Aim of the exercise
Which lines in the data below contain the string "useRef"? Show each one.

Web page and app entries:
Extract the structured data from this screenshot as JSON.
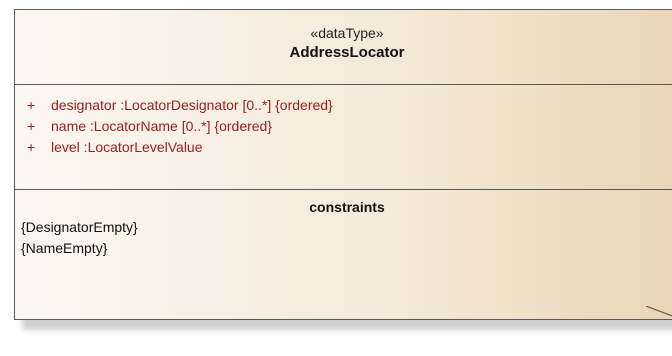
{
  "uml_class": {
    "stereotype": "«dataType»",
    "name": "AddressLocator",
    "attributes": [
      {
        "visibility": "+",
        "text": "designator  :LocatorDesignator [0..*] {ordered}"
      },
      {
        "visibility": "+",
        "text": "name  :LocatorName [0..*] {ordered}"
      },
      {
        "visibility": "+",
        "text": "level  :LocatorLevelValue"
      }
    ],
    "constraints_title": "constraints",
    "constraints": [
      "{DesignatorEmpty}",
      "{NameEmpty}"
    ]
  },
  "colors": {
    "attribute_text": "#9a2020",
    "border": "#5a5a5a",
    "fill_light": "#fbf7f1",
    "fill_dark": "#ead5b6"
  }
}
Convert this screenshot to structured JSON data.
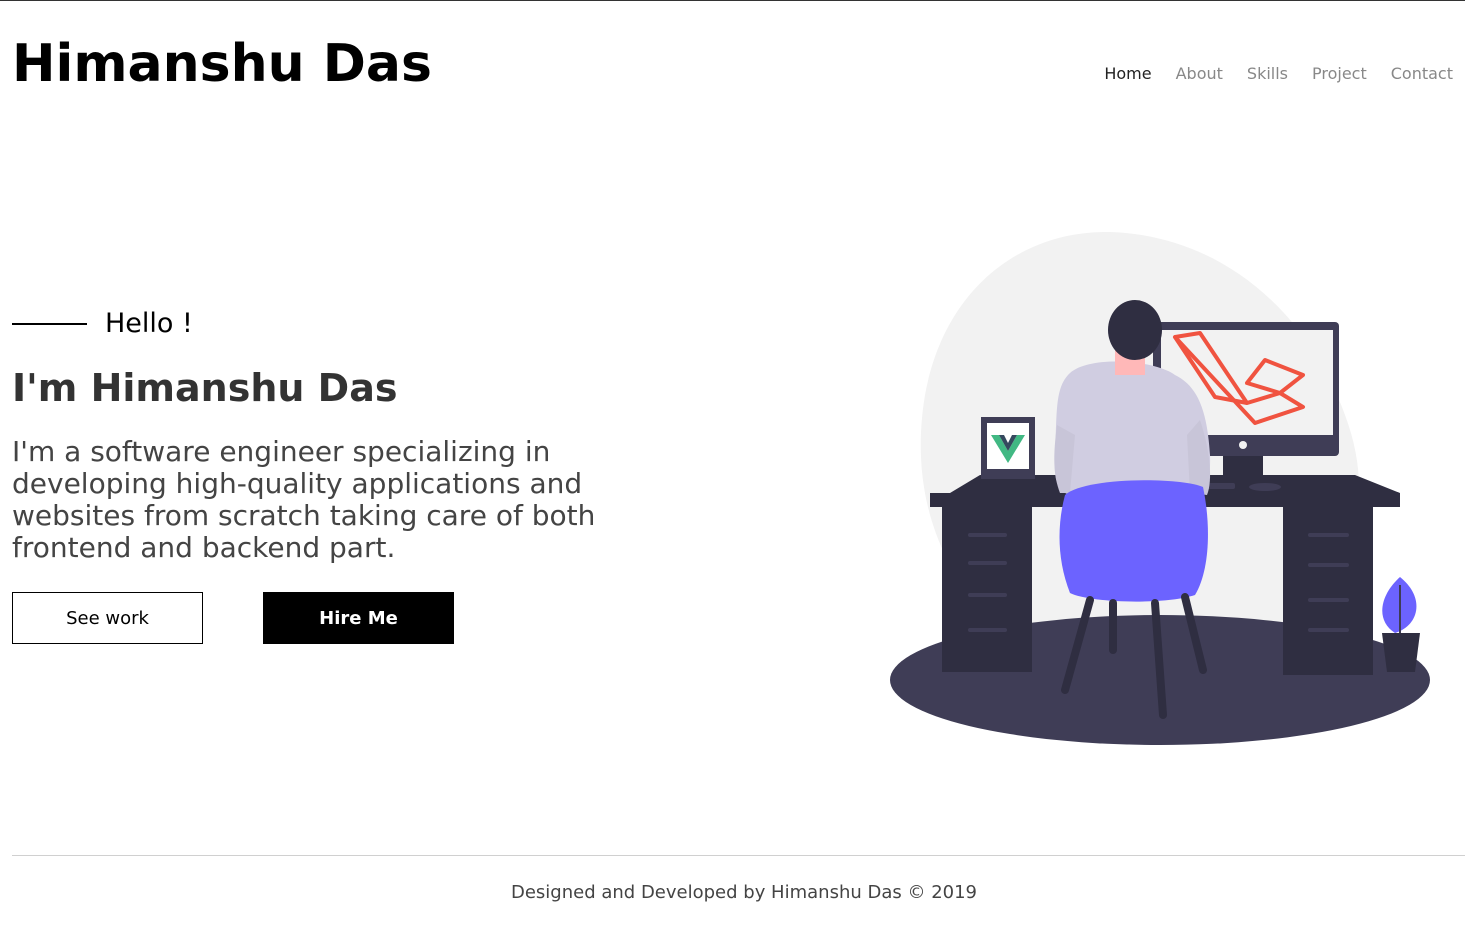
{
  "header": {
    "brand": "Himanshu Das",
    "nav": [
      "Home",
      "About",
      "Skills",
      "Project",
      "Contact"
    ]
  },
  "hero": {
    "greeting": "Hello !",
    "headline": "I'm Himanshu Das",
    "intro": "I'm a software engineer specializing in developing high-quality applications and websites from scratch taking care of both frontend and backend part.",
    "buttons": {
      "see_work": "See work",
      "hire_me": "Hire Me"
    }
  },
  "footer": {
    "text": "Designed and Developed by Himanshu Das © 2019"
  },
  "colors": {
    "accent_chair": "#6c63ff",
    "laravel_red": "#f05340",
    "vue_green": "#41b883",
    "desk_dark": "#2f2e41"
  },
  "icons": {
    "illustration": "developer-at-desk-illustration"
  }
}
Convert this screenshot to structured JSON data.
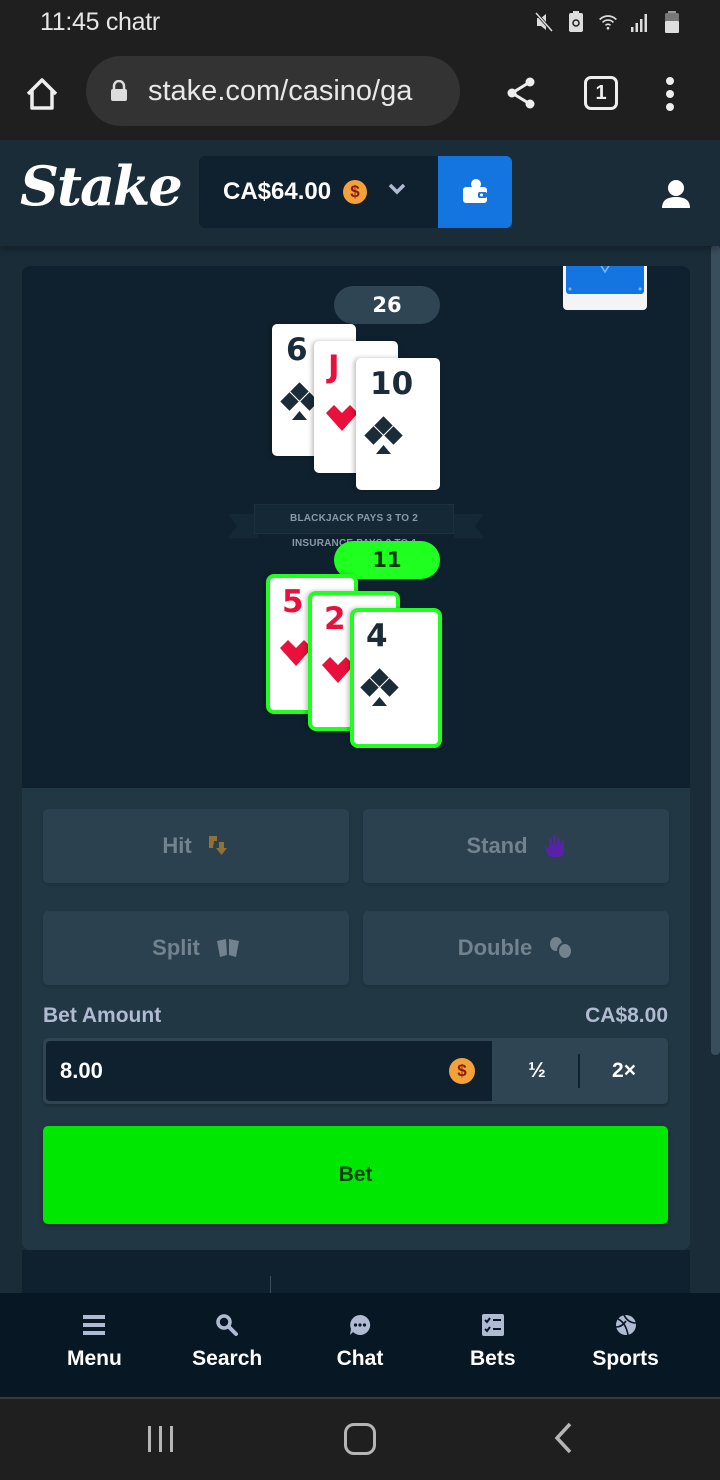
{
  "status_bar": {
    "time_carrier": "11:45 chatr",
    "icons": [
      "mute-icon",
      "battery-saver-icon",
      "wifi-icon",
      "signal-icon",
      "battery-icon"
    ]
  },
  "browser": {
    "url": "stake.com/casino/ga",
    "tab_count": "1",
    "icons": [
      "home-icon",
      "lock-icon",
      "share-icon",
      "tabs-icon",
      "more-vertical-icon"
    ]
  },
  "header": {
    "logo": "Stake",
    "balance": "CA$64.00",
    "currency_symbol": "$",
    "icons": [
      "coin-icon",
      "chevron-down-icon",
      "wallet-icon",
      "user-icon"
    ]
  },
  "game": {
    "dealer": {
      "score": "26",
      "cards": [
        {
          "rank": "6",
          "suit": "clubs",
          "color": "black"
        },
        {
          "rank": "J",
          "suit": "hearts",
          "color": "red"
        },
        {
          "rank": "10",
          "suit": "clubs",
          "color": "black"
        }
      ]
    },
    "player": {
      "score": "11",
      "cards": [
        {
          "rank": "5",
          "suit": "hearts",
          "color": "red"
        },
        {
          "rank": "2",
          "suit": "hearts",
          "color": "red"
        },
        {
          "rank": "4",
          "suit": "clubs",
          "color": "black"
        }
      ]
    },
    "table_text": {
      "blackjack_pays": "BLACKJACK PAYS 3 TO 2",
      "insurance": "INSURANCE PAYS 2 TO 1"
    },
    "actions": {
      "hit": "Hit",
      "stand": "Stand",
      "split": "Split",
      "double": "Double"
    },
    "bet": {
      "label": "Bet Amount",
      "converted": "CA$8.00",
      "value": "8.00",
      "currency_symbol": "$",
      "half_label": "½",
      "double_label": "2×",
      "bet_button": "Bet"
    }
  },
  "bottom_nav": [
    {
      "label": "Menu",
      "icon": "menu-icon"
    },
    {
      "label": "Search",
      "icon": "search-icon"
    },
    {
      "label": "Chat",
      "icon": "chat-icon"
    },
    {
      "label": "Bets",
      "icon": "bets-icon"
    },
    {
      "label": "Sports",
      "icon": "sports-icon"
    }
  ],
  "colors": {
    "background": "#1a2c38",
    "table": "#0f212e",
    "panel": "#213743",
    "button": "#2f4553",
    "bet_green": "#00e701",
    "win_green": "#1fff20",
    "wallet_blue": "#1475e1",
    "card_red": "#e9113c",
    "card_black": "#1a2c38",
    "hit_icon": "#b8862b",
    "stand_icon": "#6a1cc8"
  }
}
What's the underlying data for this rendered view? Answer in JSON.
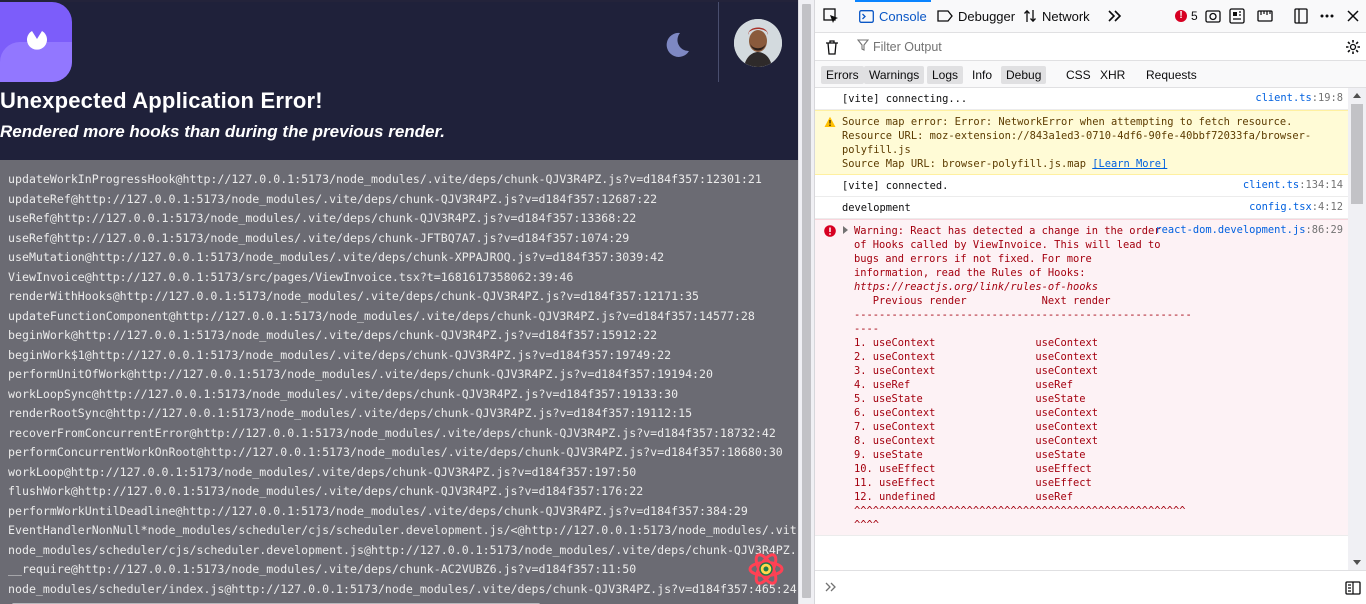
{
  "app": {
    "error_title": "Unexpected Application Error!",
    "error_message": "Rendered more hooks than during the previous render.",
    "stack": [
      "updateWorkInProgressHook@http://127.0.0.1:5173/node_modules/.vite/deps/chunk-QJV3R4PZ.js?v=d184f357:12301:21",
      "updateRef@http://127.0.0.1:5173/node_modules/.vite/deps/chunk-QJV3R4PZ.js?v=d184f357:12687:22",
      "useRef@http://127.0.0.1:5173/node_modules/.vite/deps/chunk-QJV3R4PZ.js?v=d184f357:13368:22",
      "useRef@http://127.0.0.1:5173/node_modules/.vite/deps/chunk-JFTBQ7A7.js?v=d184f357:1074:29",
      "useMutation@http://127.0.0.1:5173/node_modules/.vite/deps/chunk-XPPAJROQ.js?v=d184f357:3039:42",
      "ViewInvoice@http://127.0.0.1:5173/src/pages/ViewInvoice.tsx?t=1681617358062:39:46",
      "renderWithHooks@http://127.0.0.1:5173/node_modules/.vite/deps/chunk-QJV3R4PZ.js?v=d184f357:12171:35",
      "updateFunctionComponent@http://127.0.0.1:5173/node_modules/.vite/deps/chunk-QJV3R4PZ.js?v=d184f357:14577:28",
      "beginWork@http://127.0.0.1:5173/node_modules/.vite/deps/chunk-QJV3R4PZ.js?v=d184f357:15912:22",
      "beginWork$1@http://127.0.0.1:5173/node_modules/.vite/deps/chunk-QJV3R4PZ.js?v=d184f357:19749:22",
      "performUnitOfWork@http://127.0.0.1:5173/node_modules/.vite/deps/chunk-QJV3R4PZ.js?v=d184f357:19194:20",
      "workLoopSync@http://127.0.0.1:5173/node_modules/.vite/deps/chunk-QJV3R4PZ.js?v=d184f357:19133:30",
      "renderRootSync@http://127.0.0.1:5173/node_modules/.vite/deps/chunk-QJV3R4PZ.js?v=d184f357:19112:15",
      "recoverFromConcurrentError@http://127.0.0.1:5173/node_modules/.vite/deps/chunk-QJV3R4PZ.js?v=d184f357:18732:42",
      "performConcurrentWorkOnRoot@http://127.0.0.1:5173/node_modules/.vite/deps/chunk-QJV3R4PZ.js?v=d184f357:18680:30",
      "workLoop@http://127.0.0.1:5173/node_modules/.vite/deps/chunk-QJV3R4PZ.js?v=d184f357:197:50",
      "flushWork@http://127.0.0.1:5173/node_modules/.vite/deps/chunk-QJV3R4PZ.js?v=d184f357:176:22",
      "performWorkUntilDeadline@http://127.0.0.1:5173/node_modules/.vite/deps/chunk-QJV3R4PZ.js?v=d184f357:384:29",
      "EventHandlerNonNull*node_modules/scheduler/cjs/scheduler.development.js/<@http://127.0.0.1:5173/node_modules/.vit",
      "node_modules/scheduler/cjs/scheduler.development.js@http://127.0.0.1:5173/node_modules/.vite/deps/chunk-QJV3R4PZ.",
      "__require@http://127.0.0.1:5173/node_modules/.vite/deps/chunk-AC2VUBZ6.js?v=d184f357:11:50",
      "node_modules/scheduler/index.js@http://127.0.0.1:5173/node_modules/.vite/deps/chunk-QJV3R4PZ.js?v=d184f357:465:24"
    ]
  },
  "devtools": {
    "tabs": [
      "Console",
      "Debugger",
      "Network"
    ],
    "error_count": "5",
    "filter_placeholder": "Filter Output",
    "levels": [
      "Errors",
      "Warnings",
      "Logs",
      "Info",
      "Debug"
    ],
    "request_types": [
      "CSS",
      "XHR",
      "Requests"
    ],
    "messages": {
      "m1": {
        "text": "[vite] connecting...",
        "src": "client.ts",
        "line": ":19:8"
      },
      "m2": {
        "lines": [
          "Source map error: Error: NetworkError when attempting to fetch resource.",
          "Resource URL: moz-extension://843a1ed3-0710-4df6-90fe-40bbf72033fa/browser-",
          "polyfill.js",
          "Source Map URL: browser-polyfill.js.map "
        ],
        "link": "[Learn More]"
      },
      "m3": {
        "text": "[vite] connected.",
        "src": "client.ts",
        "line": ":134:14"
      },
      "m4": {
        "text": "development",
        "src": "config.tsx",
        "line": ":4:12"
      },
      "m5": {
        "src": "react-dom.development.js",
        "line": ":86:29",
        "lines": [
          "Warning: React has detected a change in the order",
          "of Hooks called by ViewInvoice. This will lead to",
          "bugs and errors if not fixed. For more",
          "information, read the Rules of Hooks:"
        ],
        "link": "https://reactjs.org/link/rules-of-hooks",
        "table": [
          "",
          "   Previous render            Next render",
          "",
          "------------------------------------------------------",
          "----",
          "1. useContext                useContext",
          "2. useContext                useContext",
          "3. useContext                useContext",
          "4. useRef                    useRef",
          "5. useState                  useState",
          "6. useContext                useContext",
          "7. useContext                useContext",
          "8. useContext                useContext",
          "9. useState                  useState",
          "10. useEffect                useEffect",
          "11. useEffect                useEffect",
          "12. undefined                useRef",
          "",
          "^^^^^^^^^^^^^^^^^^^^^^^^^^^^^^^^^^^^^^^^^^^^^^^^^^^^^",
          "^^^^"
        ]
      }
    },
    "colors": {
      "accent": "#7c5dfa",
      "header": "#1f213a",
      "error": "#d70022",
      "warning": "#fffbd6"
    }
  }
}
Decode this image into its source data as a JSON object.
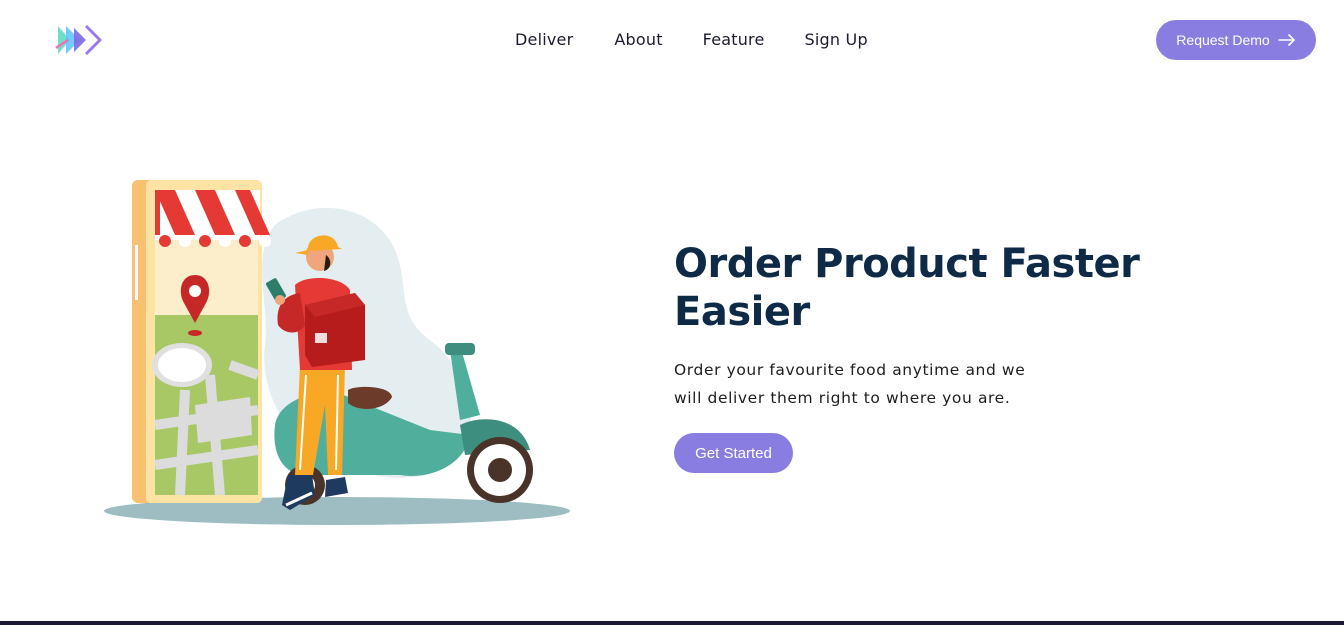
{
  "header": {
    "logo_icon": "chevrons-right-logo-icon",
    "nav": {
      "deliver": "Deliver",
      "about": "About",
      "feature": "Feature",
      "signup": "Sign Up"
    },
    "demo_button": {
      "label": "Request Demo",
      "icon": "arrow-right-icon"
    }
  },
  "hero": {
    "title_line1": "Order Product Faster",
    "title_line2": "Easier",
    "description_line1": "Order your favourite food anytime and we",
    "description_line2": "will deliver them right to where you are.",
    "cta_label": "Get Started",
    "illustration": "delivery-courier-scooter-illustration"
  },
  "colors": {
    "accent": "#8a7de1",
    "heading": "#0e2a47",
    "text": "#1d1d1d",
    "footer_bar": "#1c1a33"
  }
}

Your response
      "useRef@http://127.0.0.1:5173/node_modules/.vite/deps/chunk-QJV3R4PZ.js?v=d184f357:13368:22",
      "useRef@http://127.0.0.1:5173/node_modules/.vite/deps/chunk-JFTBQ7A7.js?v=d184f357:1074:29",
          "4. useRef                    useRef",
          "12. undefined                useRef",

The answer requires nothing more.